[MATERIALS PROVIDED — start]

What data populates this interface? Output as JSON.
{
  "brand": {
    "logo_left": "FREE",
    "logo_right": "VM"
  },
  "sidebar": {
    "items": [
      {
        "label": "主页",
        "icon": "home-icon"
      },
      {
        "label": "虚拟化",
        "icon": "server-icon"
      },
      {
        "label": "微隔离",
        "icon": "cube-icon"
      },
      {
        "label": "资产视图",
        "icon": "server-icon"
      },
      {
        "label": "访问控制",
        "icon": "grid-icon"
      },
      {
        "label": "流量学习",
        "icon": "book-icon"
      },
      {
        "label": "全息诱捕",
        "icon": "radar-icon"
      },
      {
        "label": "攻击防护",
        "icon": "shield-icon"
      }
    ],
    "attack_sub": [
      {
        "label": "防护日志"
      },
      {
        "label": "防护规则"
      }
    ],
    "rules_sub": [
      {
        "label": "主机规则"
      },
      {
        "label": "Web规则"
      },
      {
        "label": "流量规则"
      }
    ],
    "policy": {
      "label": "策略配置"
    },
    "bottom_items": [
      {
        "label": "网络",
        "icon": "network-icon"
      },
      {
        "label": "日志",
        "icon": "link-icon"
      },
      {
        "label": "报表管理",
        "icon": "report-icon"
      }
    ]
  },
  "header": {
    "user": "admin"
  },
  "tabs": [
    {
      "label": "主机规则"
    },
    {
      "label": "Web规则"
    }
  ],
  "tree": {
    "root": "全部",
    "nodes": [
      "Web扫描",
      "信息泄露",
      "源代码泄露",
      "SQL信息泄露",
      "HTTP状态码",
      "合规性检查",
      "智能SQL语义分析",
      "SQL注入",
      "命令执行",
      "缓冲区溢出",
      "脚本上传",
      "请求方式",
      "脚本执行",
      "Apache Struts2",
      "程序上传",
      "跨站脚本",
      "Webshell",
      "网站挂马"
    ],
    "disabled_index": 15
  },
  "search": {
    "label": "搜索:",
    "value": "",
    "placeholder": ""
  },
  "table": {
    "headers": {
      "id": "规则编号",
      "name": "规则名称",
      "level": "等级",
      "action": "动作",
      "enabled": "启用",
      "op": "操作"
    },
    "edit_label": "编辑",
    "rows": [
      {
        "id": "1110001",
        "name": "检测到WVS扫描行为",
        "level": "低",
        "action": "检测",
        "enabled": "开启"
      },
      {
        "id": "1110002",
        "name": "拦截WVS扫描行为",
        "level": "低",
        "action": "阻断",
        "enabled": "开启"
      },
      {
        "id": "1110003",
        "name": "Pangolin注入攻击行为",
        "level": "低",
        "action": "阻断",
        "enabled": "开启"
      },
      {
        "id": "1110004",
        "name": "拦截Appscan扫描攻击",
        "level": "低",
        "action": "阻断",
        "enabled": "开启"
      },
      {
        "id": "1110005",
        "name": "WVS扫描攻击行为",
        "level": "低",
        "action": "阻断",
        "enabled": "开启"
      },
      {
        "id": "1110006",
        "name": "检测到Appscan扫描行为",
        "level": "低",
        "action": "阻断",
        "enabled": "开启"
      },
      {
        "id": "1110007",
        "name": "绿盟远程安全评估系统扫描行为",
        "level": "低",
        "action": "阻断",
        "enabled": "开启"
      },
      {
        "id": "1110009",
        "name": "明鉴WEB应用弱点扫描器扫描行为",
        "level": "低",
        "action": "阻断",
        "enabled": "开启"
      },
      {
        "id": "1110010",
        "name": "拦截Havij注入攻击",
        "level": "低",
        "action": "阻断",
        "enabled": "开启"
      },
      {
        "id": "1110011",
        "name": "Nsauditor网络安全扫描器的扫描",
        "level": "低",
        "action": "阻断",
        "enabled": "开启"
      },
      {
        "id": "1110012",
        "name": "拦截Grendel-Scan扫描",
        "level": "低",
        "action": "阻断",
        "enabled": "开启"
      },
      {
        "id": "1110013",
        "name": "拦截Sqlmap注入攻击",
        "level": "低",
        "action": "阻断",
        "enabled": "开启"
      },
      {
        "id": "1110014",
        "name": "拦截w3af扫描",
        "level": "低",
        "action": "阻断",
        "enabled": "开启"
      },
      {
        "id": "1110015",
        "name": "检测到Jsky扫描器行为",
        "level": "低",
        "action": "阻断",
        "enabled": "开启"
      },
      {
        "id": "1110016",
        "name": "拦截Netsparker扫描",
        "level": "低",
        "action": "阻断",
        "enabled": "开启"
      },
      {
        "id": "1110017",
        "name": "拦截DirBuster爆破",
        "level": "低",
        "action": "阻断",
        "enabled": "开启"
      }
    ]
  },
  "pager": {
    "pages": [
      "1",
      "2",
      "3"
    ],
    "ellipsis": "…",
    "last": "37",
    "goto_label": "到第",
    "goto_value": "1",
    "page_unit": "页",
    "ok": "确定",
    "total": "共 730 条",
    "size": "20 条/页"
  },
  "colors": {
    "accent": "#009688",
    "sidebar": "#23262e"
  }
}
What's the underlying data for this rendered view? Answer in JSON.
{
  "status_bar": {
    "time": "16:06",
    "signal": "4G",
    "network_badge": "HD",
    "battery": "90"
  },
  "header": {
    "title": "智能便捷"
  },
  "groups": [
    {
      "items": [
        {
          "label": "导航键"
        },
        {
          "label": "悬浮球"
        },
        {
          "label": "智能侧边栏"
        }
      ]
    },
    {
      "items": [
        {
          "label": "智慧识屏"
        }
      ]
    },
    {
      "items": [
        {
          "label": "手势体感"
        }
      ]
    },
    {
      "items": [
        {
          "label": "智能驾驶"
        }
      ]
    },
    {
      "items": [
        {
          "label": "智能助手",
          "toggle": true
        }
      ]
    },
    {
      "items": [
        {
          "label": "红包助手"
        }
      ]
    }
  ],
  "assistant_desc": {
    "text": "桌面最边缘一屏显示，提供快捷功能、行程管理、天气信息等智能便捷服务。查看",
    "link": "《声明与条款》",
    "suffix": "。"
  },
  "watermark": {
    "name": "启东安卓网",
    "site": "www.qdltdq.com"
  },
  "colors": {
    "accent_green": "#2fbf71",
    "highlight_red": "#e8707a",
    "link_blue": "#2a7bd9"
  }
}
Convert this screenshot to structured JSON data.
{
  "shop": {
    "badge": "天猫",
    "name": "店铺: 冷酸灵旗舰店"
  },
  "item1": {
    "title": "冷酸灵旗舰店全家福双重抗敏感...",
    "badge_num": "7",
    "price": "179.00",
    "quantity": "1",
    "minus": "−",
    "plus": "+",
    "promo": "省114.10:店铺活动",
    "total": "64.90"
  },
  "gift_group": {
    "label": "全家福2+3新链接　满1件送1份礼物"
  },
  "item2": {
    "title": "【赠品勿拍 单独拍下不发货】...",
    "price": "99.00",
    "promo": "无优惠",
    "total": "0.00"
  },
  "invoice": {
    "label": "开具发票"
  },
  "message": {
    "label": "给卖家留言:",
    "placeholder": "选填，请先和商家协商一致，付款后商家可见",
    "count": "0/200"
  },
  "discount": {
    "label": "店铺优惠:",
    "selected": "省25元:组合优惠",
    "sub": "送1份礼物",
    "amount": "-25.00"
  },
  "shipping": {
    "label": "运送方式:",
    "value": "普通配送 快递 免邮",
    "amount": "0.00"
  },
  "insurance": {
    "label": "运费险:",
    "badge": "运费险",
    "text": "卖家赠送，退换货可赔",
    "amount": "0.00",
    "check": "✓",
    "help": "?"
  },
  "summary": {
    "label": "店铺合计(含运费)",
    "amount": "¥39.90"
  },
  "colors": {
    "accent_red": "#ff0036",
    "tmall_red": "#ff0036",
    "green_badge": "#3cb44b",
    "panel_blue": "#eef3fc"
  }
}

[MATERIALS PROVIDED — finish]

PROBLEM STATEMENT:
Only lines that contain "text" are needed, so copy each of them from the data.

REPLY TO THE EXERCISE:
    "text": "桌面最边缘一屏显示，提供快捷功能、行程管理、天气信息等智能便捷服务。查看",
    "text": "卖家赠送，退换货可赔",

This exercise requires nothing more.